In the end, and contrary to how it might seem, I’m all about respect. I really am, but I’m also all about being real and being able to see the irony and the absurdity where it exists and ultimately, that means being able to laugh at ourselves while keeping knee jerk reactions and spontaneous hate down to a bare minimum. My screed is disagree, but don’t disembowel, for God’s sake.
Perhaps it’s safe to say that when it comes to discrimmination, we have to be more discrimminating. Separate the good from the bad and there are bad people in the world. Many happen to be Black, Muslim extremists, Hispanic, Al Jarreau fans, White, Hindu, Jewish, Irish Catholic and yes, even Inuit. If you were raped, beaten and left for dead by a crazed Black man, you will have in issue with Black men. By the same token, a young black woman in Birmingham, Alabama circa 1949 who witnessed white men in white robes and pointy masks, break down her front door only to watch her father being dragged out into the night, then was forced to watch as family members cut the noose loose from around his neck in the same tree she played under, will have very defined issues with white men from that point on. Understandably so. Damaged psyches don’t stop to rationalize fear in a fight or flight scenarios. It doesn’t work that way. And the people in the periphery of these hate crimes? These things affect them, too. Fear is rarely ever logical.
And as for lumping all facets of Islam under one umbrella, well let me pose this to you: the overall appearance of terrorism has changed. It’s damned near impossible to separate fundamentalists and extremists from the peace-loving, West tolerant, everyday looking members of Islam. In the case of our enemy, this is intentional. To carry out the 9/11 attacks, it was imperative that the radicals blend in with American society; to live among us without standing out. They looked like they belonged here; students heading back to school; businessmen on a trip. We had no way of knowing. It’s not like they wore name tags.
On the morning of September 11, 2001, they looked as their masters told them to look: just like everybody else.
And had anyone suspected anything, would anyone have done anything? Or was the risk of offending a member of an ethnic group too great?

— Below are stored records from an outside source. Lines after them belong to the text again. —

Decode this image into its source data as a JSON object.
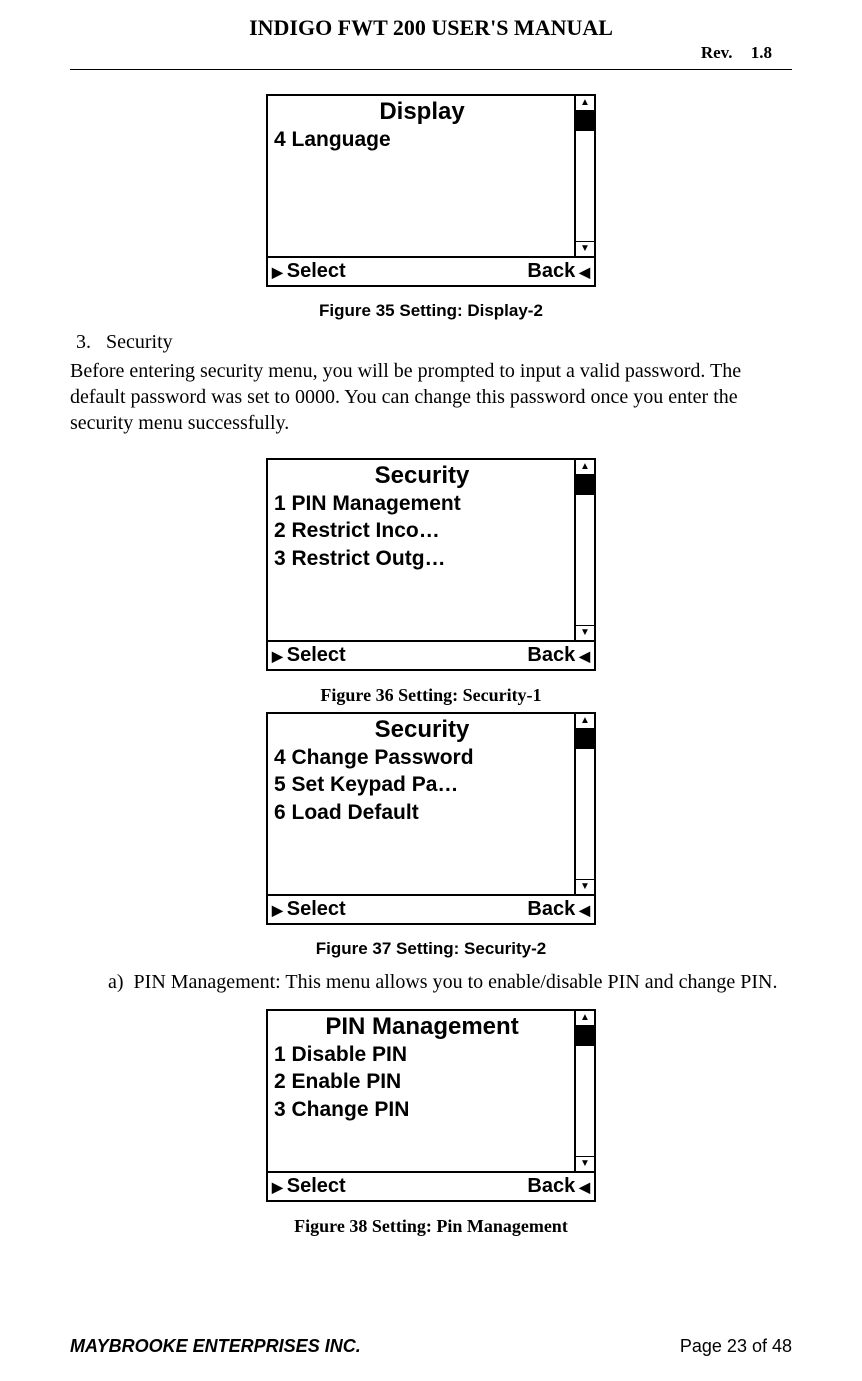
{
  "header": {
    "title": "INDIGO FWT 200 USER'S MANUAL",
    "rev_label": "Rev.",
    "rev_value": "1.8"
  },
  "screen1": {
    "title": "Display",
    "line1": "4 Language",
    "select": "Select",
    "back": "Back"
  },
  "caption1": "Figure 35 Setting: Display-2",
  "section3": {
    "num": "3.",
    "label": "Security",
    "body": "Before entering security menu, you will be prompted to input a valid password. The default password was set to 0000. You can change this password once you enter the security menu successfully."
  },
  "screen2": {
    "title": "Security",
    "line1": "1 PIN Management",
    "line2": "2 Restrict Inco…",
    "line3": "3 Restrict Outg…",
    "select": "Select",
    "back": "Back"
  },
  "caption2": "Figure 36 Setting: Security-1",
  "screen3": {
    "title": "Security",
    "line1": "4 Change Password",
    "line2": "5 Set Keypad Pa…",
    "line3": "6 Load Default",
    "select": "Select",
    "back": "Back"
  },
  "caption3": "Figure 37  Setting: Security-2",
  "item_a": {
    "marker": "a)",
    "text": "PIN Management: This menu allows you to enable/disable PIN and change PIN."
  },
  "screen4": {
    "title": "PIN Management",
    "line1": "1 Disable PIN",
    "line2": "2 Enable  PIN",
    "line3": "3 Change PIN",
    "select": "Select",
    "back": "Back"
  },
  "caption4": "Figure 38 Setting: Pin Management",
  "footer": {
    "left": "MAYBROOKE ENTERPRISES INC.",
    "right": "Page 23 of 48"
  }
}
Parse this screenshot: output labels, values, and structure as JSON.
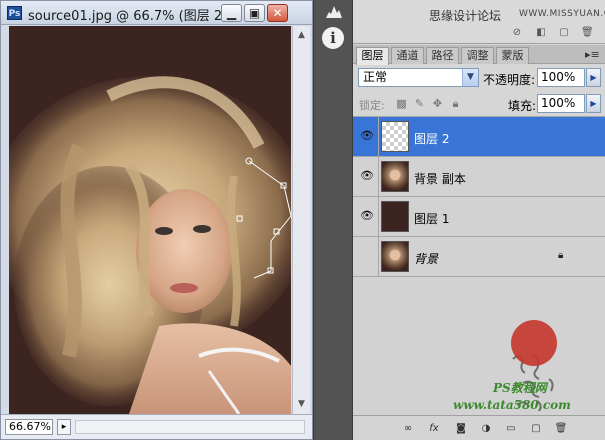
{
  "doc_window": {
    "app_icon": "Ps",
    "title": "source01.jpg @ 66.7% (图层 2...",
    "zoom": "66.67%"
  },
  "top_panel": {
    "forum_text": "思缘设计论坛",
    "forum_url": "WWW.MISSYUAN.COM"
  },
  "tabs": [
    "图层",
    "通道",
    "路径",
    "调整",
    "蒙版"
  ],
  "layers_panel": {
    "blend_mode": "正常",
    "opacity_label": "不透明度:",
    "opacity_value": "100%",
    "lock_label": "锁定:",
    "fill_label": "填充:",
    "fill_value": "100%",
    "layers": [
      {
        "name": "图层 2",
        "visible": true,
        "selected": true,
        "thumb": "transparent"
      },
      {
        "name": "背景 副本",
        "visible": true,
        "selected": false,
        "thumb": "photo"
      },
      {
        "name": "图层 1",
        "visible": true,
        "selected": false,
        "thumb": "dark"
      },
      {
        "name": "背景",
        "visible": false,
        "selected": false,
        "thumb": "photo",
        "locked": true
      }
    ]
  },
  "watermark": {
    "ps_course": "PS教程网",
    "site": "www.tata580.com"
  },
  "colors": {
    "selection": "#3875d7",
    "canvas_bg": "#3c2420"
  }
}
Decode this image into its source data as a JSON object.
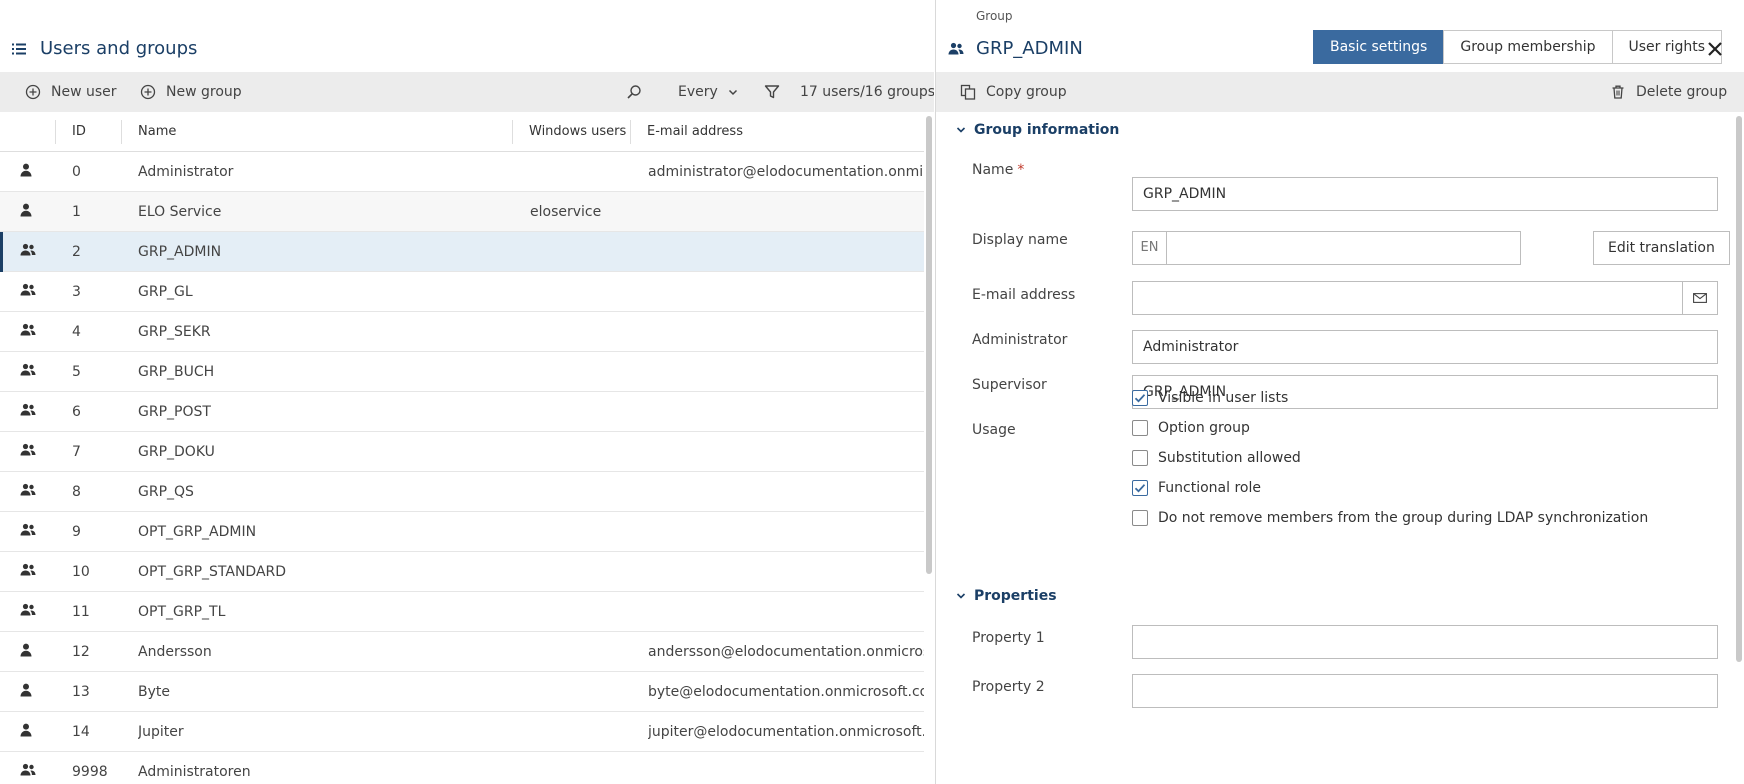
{
  "left_pane": {
    "title": "Users and groups",
    "title_icon": "list-icon",
    "toolbar": {
      "new_user_label": "New user",
      "new_group_label": "New group",
      "filter_select_value": "Every",
      "count_label": "17 users/16 groups"
    },
    "columns": {
      "id": "ID",
      "name": "Name",
      "windows_users": "Windows users",
      "email": "E-mail address"
    },
    "rows": [
      {
        "type": "user",
        "id": "0",
        "name": "Administrator",
        "windows_user": "",
        "email": "administrator@elodocumentation.onmicroso"
      },
      {
        "type": "user",
        "id": "1",
        "name": "ELO Service",
        "windows_user": "eloservice",
        "email": ""
      },
      {
        "type": "group",
        "id": "2",
        "name": "GRP_ADMIN",
        "windows_user": "",
        "email": "",
        "selected": true
      },
      {
        "type": "group",
        "id": "3",
        "name": "GRP_GL",
        "windows_user": "",
        "email": ""
      },
      {
        "type": "group",
        "id": "4",
        "name": "GRP_SEKR",
        "windows_user": "",
        "email": ""
      },
      {
        "type": "group",
        "id": "5",
        "name": "GRP_BUCH",
        "windows_user": "",
        "email": ""
      },
      {
        "type": "group",
        "id": "6",
        "name": "GRP_POST",
        "windows_user": "",
        "email": ""
      },
      {
        "type": "group",
        "id": "7",
        "name": "GRP_DOKU",
        "windows_user": "",
        "email": ""
      },
      {
        "type": "group",
        "id": "8",
        "name": "GRP_QS",
        "windows_user": "",
        "email": ""
      },
      {
        "type": "group",
        "id": "9",
        "name": "OPT_GRP_ADMIN",
        "windows_user": "",
        "email": ""
      },
      {
        "type": "group",
        "id": "10",
        "name": "OPT_GRP_STANDARD",
        "windows_user": "",
        "email": ""
      },
      {
        "type": "group",
        "id": "11",
        "name": "OPT_GRP_TL",
        "windows_user": "",
        "email": ""
      },
      {
        "type": "user",
        "id": "12",
        "name": "Andersson",
        "windows_user": "",
        "email": "andersson@elodocumentation.onmicrosoft.c"
      },
      {
        "type": "user",
        "id": "13",
        "name": "Byte",
        "windows_user": "",
        "email": "byte@elodocumentation.onmicrosoft.com"
      },
      {
        "type": "user",
        "id": "14",
        "name": "Jupiter",
        "windows_user": "",
        "email": "jupiter@elodocumentation.onmicrosoft.com"
      },
      {
        "type": "group",
        "id": "9998",
        "name": "Administratoren",
        "windows_user": "",
        "email": ""
      }
    ]
  },
  "right_pane": {
    "kicker": "Group",
    "title": "GRP_ADMIN",
    "tabs": {
      "basic_settings": "Basic settings",
      "group_membership": "Group membership",
      "user_rights": "User rights",
      "active": "basic_settings"
    },
    "toolbar": {
      "copy_group_label": "Copy group",
      "delete_group_label": "Delete group"
    },
    "group_information": {
      "heading": "Group information",
      "name_label": "Name",
      "required_marker": "*",
      "name_value": "GRP_ADMIN",
      "display_name_label": "Display name",
      "display_name_lang": "EN",
      "display_name_value": "",
      "edit_translation_label": "Edit translation",
      "email_label": "E-mail address",
      "email_value": "",
      "administrator_label": "Administrator",
      "administrator_value": "Administrator",
      "supervisor_label": "Supervisor",
      "supervisor_value": "GRP_ADMIN",
      "usage_label": "Usage",
      "usage_options": [
        {
          "label": "Visible in user lists",
          "checked": true
        },
        {
          "label": "Option group",
          "checked": false
        },
        {
          "label": "Substitution allowed",
          "checked": false
        },
        {
          "label": "Functional role",
          "checked": true
        },
        {
          "label": "Do not remove members from the group during LDAP synchronization",
          "checked": false
        }
      ]
    },
    "properties": {
      "heading": "Properties",
      "property1_label": "Property 1",
      "property1_value": "",
      "property2_label": "Property 2",
      "property2_value": ""
    }
  },
  "colors": {
    "accent": "#1b3f66",
    "tab_active_bg": "#3a6a9f",
    "selection_bg": "#e4eef6",
    "toolbar_bg": "#ececec",
    "required": "#c0392b"
  }
}
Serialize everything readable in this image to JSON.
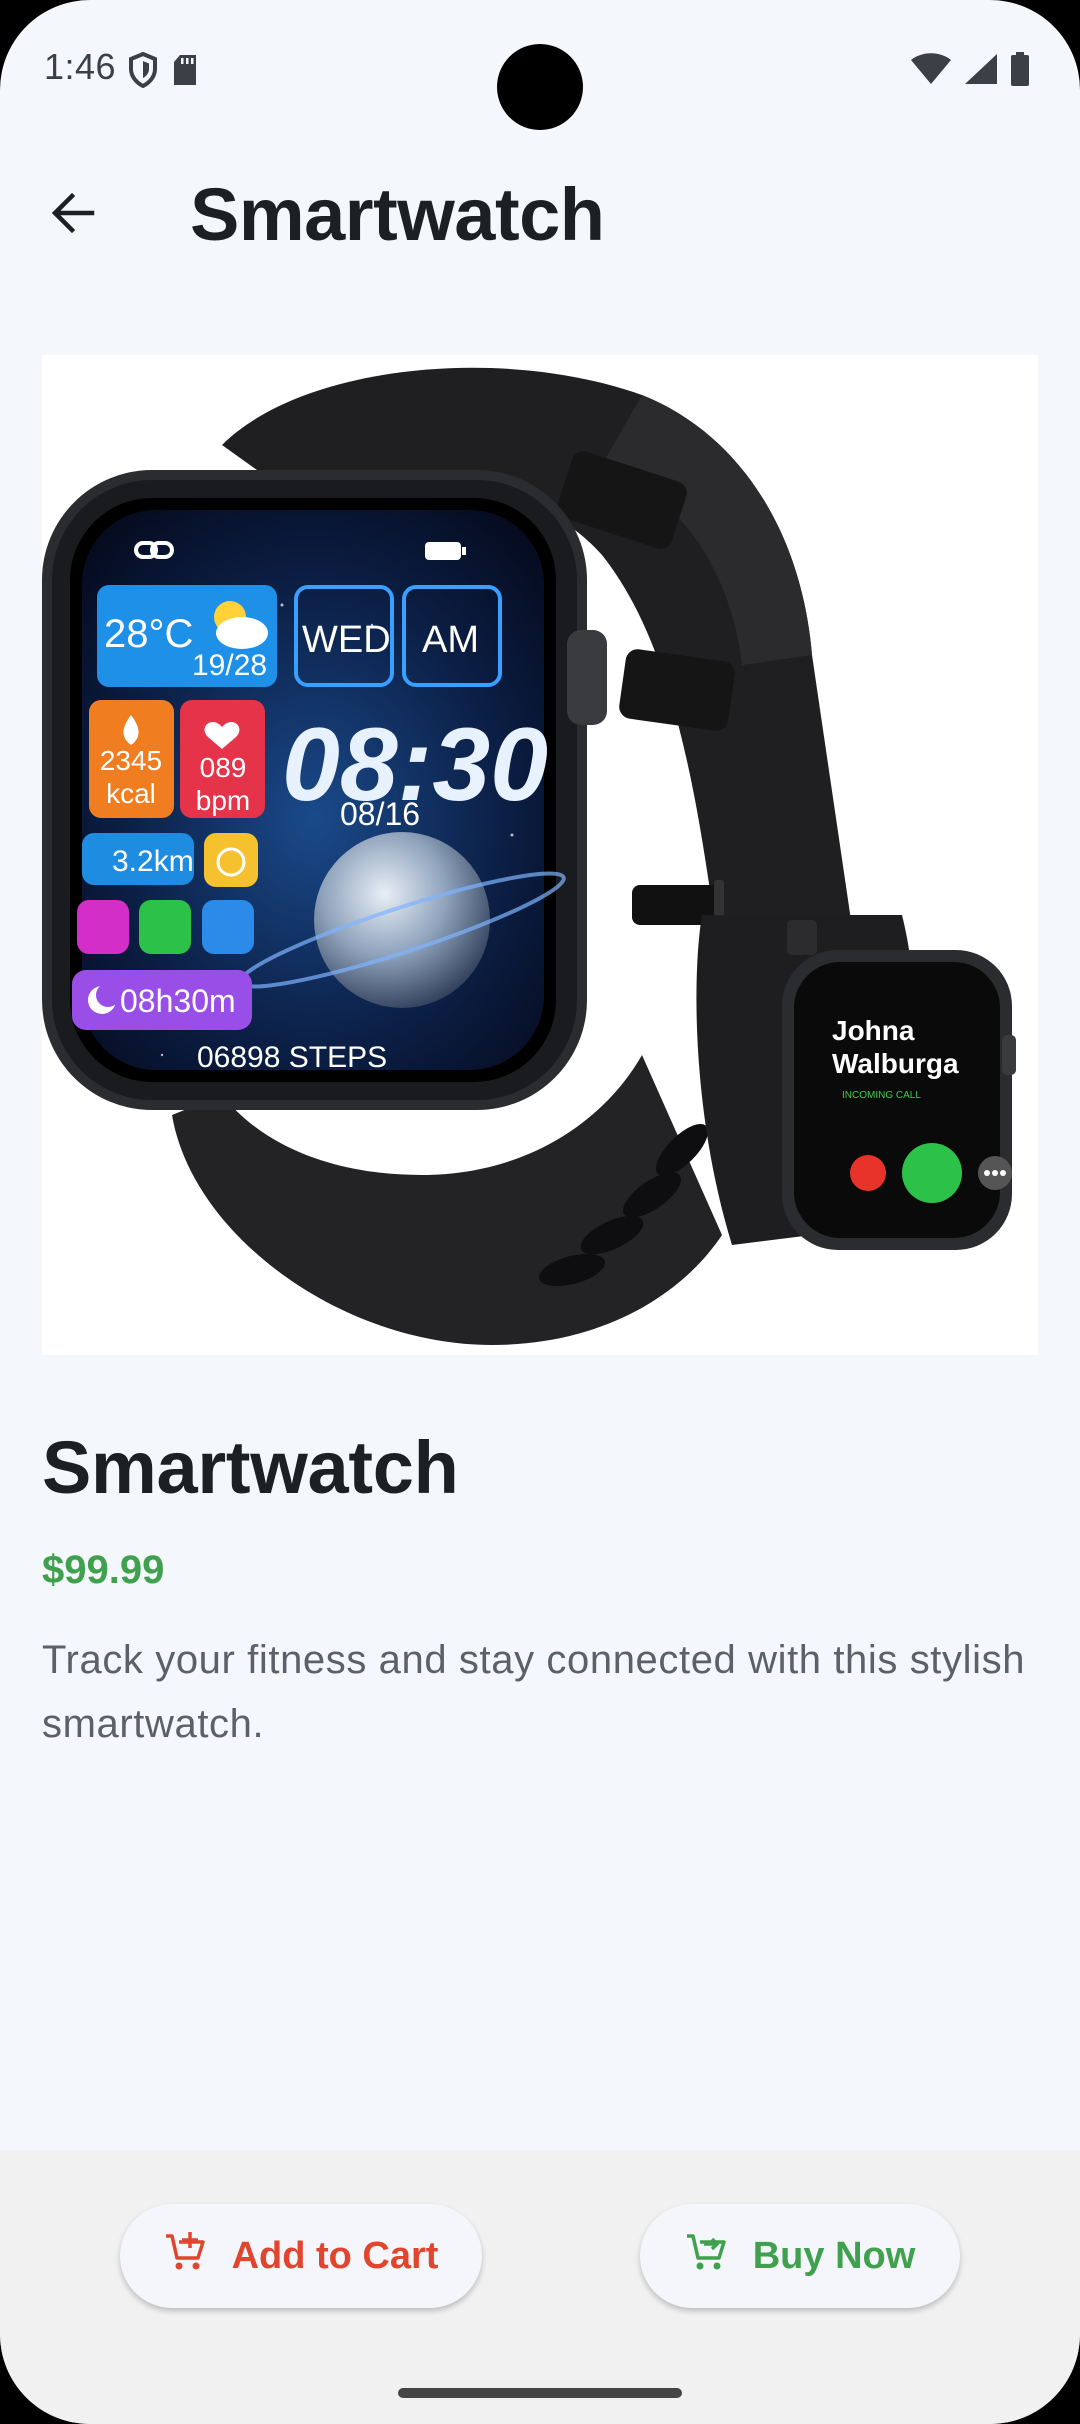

It’s one thing to be educated, tactful and polite; it’s quite another to be forced to self-censor and say things that are blatant falsehoods in order to pacify the silly, arbitrary aphorisms of a deceptively fanatical agenda, be it far right or far left.
In the new millenium, it’s simply not worth the risk.